Probably, whatever the process, the image and whatever piece it is attached to will be more about the agenda of the media organization than anything else. There is no media without bias, any outlet that claims otherwise is either deluded or lying (and since they all DO, I guess they're all deluded, lying, or both?) There's no particular road to "truth" except to go and see for yourself, and even then you'll see the situation through the lens of your OWN biases. Failing that, I suppose you can try to adjust for known biases.

Any news photo that matters to you should be looked at with skepticism. What could lie just outside the frame that would make you realize that you're completely wrong? Imagine that it's there, and chew on that a bit before you get too excited.
Logged

- Andrew

My awesome blog about photography: http://photothunk.blogspot.com
amolitor
Sr. Member
****
Offline Offline

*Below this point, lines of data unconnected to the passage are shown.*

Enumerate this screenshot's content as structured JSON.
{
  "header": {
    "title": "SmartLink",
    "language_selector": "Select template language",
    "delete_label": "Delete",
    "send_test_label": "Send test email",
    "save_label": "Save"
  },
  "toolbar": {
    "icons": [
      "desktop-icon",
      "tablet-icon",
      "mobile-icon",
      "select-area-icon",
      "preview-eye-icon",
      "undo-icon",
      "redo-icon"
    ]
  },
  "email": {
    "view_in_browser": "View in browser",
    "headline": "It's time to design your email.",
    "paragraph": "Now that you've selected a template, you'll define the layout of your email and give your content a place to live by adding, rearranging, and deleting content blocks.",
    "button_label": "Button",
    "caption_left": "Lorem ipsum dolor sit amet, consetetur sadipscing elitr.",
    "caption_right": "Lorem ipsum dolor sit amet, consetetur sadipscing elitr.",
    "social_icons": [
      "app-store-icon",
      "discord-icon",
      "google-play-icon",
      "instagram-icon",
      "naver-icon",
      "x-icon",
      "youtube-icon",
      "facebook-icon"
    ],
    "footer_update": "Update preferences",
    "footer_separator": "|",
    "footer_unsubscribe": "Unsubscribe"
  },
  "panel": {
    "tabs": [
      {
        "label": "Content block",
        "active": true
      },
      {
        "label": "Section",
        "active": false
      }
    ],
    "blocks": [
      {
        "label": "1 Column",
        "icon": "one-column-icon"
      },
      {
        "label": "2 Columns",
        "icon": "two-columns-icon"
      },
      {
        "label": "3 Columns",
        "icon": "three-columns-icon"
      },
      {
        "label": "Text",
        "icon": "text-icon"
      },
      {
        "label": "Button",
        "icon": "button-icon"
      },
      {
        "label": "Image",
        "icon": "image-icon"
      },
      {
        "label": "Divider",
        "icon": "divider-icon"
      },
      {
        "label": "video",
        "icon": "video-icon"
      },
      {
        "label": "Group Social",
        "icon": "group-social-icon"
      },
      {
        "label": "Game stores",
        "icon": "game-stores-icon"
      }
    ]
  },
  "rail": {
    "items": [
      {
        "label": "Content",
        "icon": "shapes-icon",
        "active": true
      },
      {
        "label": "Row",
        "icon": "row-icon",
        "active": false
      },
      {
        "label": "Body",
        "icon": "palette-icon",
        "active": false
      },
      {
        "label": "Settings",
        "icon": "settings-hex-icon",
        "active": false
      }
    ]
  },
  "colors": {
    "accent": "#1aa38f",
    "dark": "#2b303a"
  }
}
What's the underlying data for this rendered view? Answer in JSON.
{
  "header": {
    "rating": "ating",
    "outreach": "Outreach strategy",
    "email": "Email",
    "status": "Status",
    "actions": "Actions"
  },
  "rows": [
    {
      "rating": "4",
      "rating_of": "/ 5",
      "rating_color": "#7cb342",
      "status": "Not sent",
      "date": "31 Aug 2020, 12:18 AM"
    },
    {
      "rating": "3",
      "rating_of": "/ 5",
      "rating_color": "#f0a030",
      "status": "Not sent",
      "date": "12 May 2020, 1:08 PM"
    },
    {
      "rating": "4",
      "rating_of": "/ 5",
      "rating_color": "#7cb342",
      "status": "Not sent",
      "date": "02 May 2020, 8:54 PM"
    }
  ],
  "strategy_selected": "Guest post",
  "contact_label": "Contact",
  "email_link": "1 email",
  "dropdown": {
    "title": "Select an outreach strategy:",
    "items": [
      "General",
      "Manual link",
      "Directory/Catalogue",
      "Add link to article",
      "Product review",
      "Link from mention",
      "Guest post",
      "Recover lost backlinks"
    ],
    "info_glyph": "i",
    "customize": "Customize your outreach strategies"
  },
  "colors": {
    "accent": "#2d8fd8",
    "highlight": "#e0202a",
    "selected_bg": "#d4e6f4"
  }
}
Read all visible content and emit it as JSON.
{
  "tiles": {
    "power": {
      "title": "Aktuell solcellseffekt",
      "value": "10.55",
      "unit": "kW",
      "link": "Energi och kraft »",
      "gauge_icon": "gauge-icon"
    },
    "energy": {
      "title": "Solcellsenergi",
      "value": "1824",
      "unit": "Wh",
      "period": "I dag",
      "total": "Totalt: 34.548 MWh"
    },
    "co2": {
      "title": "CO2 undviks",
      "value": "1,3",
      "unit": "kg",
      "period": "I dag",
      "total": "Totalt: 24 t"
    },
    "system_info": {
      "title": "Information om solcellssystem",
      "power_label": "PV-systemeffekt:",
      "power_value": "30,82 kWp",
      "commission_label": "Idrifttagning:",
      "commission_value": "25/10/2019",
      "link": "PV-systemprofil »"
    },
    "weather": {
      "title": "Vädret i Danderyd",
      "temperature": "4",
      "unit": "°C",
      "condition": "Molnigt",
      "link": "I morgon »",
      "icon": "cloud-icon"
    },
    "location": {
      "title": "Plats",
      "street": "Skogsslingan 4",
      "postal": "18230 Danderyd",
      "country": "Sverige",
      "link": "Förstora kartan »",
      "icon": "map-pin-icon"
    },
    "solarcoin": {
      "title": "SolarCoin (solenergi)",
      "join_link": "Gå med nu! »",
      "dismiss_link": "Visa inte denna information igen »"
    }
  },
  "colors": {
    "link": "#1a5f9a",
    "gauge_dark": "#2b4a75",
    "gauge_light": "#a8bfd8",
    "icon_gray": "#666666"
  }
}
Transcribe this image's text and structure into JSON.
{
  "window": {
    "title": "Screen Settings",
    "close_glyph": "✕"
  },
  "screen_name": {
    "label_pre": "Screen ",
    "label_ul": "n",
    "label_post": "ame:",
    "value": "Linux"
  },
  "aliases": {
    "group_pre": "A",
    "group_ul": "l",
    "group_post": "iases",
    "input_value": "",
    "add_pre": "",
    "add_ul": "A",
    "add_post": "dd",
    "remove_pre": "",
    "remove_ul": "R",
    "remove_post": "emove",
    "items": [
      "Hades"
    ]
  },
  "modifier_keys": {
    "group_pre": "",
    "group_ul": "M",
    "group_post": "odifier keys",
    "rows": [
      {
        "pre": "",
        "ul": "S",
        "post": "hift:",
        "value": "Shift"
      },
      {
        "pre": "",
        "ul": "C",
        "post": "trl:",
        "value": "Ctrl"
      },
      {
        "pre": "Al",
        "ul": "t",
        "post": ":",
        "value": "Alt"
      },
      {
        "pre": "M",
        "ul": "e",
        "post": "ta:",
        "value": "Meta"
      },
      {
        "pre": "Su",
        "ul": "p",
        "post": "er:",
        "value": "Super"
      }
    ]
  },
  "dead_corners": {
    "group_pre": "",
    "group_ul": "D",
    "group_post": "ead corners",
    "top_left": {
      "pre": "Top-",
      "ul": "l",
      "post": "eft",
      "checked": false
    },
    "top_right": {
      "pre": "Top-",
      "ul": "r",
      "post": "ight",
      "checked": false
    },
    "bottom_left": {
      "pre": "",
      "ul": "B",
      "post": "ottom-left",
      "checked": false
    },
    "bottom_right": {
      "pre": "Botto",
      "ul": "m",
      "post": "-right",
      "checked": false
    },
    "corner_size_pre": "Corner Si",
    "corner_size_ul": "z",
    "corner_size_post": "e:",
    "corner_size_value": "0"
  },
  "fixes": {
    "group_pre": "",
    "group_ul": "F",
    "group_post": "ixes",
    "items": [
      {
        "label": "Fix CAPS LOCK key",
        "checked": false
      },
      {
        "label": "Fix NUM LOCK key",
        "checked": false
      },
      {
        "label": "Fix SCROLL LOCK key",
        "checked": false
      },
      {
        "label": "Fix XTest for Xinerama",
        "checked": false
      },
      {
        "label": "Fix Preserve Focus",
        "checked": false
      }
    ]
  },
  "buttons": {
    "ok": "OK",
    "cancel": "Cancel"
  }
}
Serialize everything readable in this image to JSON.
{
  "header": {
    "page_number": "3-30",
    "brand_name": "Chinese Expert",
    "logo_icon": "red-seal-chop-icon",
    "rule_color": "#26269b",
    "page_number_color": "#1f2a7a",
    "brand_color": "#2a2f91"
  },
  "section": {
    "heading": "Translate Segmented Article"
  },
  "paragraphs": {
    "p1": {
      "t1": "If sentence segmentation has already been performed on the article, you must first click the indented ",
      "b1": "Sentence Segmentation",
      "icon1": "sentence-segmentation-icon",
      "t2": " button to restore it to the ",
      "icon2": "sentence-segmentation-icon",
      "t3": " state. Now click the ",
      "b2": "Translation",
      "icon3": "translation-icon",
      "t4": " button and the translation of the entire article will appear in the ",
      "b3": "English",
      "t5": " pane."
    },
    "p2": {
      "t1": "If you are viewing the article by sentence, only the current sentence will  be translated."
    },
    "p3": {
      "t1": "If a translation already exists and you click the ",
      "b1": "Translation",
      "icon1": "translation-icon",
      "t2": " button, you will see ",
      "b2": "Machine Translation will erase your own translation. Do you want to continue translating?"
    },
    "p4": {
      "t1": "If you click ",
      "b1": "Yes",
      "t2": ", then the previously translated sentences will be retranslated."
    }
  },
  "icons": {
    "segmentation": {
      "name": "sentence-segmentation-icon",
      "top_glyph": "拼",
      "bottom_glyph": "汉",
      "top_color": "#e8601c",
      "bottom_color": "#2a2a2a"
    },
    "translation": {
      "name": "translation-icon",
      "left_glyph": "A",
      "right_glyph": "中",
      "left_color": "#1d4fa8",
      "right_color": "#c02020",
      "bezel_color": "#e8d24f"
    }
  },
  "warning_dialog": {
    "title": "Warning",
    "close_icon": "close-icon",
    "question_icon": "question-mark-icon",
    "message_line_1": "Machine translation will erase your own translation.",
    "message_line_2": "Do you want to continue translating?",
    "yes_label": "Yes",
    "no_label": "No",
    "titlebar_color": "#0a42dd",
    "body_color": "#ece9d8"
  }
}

Posts: 801


WWW
« Reply #19 on: February 16, 2013, 01:03:08 PM »
ReplyReply

You're absolutely right, Slobodan, while I disagree with your conclusion!

Radical crops occur when the shutter button is pressed. Virtually the entire universe is cropped out Wink

I do take your point about degree, certainly. One can lie more, or one can lie less. Lying less is better. It doesn't sell newspapers for the New York Times to say "we lie less!" but it's the truth, should they care to accurately describe themselves. The DO lie less, and that DOES make them better. They're still biased and imperfect, and not to be trusted. Perhaps one has to work less hard to guess "the truth" from media outlets that lie less? I'm still trying to sort that out, but I feel as you do that lying less is certainly an improvement.
Logged

- Andrew

My awesome blog about photography: http://photothunk.blogspot.com
Pages: [1] 2 »   Top of Page
Print
Jump to:  

Ad
Ad
Ad